Sunday, December 5, 2010

REVIEW: The Queen's Dollmaker by Christine Trent

Claudette Laurent is living a comfortable life as the daughter of one of the most renowned doll makers in all of France. Tragedy strikes when both of her parents are killed during a great fire that sweeps through Paris. Alone and with no one to turn to Claudette sets sail for England where the promise of work awaits. On board she befriends Beatrice, her daughter Marguerite, and Heiress Elizabeth. Once in England Claudette and Beatrice find work as servants in the home of social climber Maude Ashby, a demanding woman who is less than kind to them. Loathed by the other servants, Claudette and Beatrice realize they must escape the misery of the Ashby household and begin to make small dolls to sell. When a jealous servant finally causes them to leave the Ashby’s, Claudette and Beatrice decide to focus on the doll business. Starting out in a small shop that doubles as their home, they build their doll business from the ground up and soon come to the notice of the English elite. When the dolls come to the notice of Marie Antoinette, Claudette is granted an audience with the Queen and soon receives commissions from the French court.

During her meeting with the Queen, Claudette is reunited with her first love Jean-Philippe and must decide if her future lies with him in France or back home with William Greycliffe, the English gentleman she has come to love. She decides to return to England but is soon summoned back at the request of the embattled Queen who is embroiled in the chaos of the Revolution. Claudette realizes that this summons is a trap and is soon caught up in the turmoil of the Revolution due to her relationship with the Queen. While once enjoying her success in England, Claudette is now fighting for her life in France.
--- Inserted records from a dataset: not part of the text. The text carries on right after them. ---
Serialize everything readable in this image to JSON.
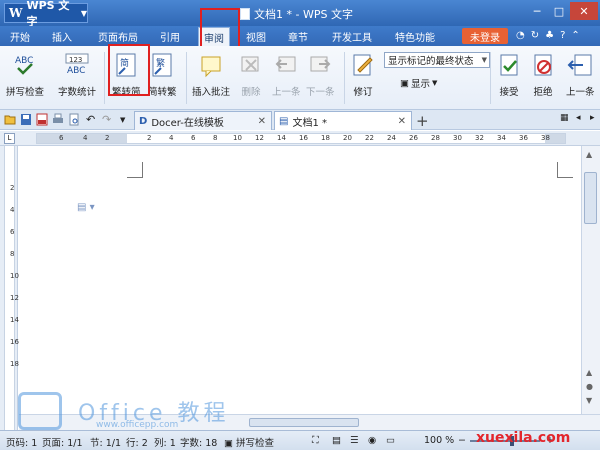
{
  "titlebar": {
    "app_name": "WPS 文字",
    "doc_title": "文档1 * - WPS 文字"
  },
  "menu": {
    "tabs": [
      "开始",
      "插入",
      "页面布局",
      "引用",
      "审阅",
      "视图",
      "章节",
      "开发工具",
      "特色功能"
    ],
    "active": "审阅",
    "login": "未登录"
  },
  "ribbon": {
    "spell_check": "拼写检查",
    "word_count": "字数统计",
    "trad_to_simp": "繁转简",
    "simp_to_trad": "简转繁",
    "insert_comment": "插入批注",
    "delete": "删除",
    "prev": "上一条",
    "next": "下一条",
    "track_changes": "修订",
    "display_status": "显示标记的最终状态",
    "show": "显示",
    "accept": "接受",
    "reject": "拒绝",
    "prev_change": "上一条",
    "icon_abc_label": "ABC",
    "icon_123_label": "123",
    "icon_jian_char": "简",
    "icon_fan_char": "繁"
  },
  "doc_tabs": {
    "template_tab": "Docer-在线模板",
    "doc_tab": "文档1 *"
  },
  "ruler": {
    "labels": [
      "6",
      "4",
      "2",
      "2",
      "4",
      "6",
      "8",
      "10",
      "12",
      "14",
      "16",
      "18",
      "20",
      "22",
      "24",
      "26",
      "28",
      "30",
      "32",
      "34",
      "36",
      "38"
    ],
    "vlabels": [
      "2",
      "4",
      "6",
      "8",
      "10",
      "12",
      "14",
      "16",
      "18"
    ],
    "corner": "L"
  },
  "status": {
    "page_code": "页码: 1",
    "page": "页面: 1/1",
    "section": "节: 1/1",
    "row": "行: 2",
    "col": "列: 1",
    "chars": "字数: 18",
    "spell": "拼写检查",
    "zoom": "100 %"
  },
  "watermarks": {
    "office": "Office 教程",
    "site": "www.officepp.com",
    "xuexila": "xuexila.com"
  },
  "colors": {
    "title_blue": "#2f67b4",
    "login_orange": "#e86133",
    "highlight_red": "#e02020"
  }
}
It is hard not to admire a fighter like Claudette. She goes from being a member of a prosperous doll making family to utter poverty overnight. Using the one talent she has, the doll making she learned from her father, Claudette completely turns her life around. The blend of actual historical figures and the fictional ones in this book was seamless which made the story flow very well. I appreciated the inside look at the French Revolution, particularly the portrayal of Marie Antoinette-not as the villain the revolutionaries made her out to be, but as a rather clueless and compassionate woman who is caught up in her own world and realizes her follies far too late. There were a few twists in the book that I was not expecting either which helped to hold my attention.

The only thing that irked me a little was Claudette’s rapid flight from France. It seemed strange to me she doesn’t make much of an effort to try to build a life in France before making the choice to go to England. Understandably she has just lost her home but Jean-Philippe is supposed to be her intended and she doesn’t do much of a search for him or try to find work in France before hopping the boat to England. If I were in that situation I probably would not be so quick to leave behind my country and the person I loved so quickly. I also felt the romance with William Greycliffe could have gone a little more in depth. Other than those two minor areas of concern I really enjoyed this novel. It offered a unique perspective of the Revolution with a cast of interesting characters and the description of the doll making was fascinating. I’m looking forward to her next book A Royal Likeness, which comes out later this month.

This book is from my own personal library


  1. I thought this one sounded very interesting and what an unique premise.

  2. This sounds like a wonderful read; I love historical fiction where I learn a little more about the actual events and/or people involved. Thanks for the review!